Brain training exercise for children (La mirada de Ocho).
Oil on canvas, 50 H x 70 W cm/ 19.7 H x 27.6 W in
Created by Ofir Hirsh under the Izquierdo identity in 2012

Looking back at negative occurrences, which ended up positively, 20 years later and say “How wonderful that they happened”, is no brainer.
The challenge is to recognize the positive potential outcome of such occurrences as they happen, and to act in order to achieve it.
In the beginning of 2012, with a bunch of stressful situations in the background, I experienced a serious physical discomfort. A nasty bothering back pain, which began during two days of flights, took over my body. Later, it became worse, and would not let go for a few months. I could barely sit, and to stand straight was unbearable. It made many of the daily tasks very challenging, if not impossible. Especially sitting in front of the computer and driving the car. While painting has always been my cure and refuge, I encountered a new obstacle when I came to paint. As one Orthopedic Doctor explained to me, a pinched nerve in my spine caused a significant lost of strength and numbness in my right hand and fingers, which made painting very difficult.
Although it was very frustrating, I knew that it won’t stop me from painting. My experience with previous challenging situations taught me that unusual difficulties are great inspiration. I decided to grab the opportunity and improve the capabilities of my left hand. Before that occurrence, I painted with my left hand very rarely, in order to produce naive, uncontrollable painting style, like an unskilled person or a child. Since my right hand lost its skill, I hoped to reach a higher level of innocence through my left hand, and began experimenting right away. Later that night, when I completed the first works with my left hand, I intuitively signed them as Izquierdo, my new left handed identity. It is quite embarrassing, but for the sake of transparency, I have to mention that Izquierdo in Spanish means the left side, not left handed, and it is indeed a convicting evidence of my poor Spanish. Only a few days later, I learned that Zurdo is the right word for left handed, but since I wanted to document my error and liked the Izquierdo sound better, I decided to stick with it. Izquierdo produced 29 paintings, utilizing mostly my left hand.
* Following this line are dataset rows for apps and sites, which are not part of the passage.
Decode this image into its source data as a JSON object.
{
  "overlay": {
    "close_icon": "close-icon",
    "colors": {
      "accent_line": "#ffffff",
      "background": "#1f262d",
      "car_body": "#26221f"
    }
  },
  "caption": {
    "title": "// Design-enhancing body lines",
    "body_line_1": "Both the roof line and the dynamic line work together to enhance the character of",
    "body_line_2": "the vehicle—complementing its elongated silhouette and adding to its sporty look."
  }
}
I must admit though, that from time to time, Izquierdo got a bit of help from my right hand, specifically when painting tiny details.
After a few months, I recovered. I could sit comfortably again, and my right hand gradually gained strength and dominance. The Izquierdo period taught me that I underestimated and misused my left hand, that parts of our body can be trained rather fast, and that skill can be acquired. Ever since, I use my left hand much more in my work and in a variety of daily tasks. My left hand paints differently than my right one. It is less educated, less obedient, therefore better connected to my subconscious. The visual result tends to be more raw, primitive, and refreshing, and I think it enriches my work with a very basic and ancient human experience. Discovering an additional hand I can use, and a raw painting style, is the positive outcome of the pain I experienced.
Nobody invites pain into her/his life. But should it happen (and whining doesn’t help), we must search for inspiration and channel our energy to create a positive outcome.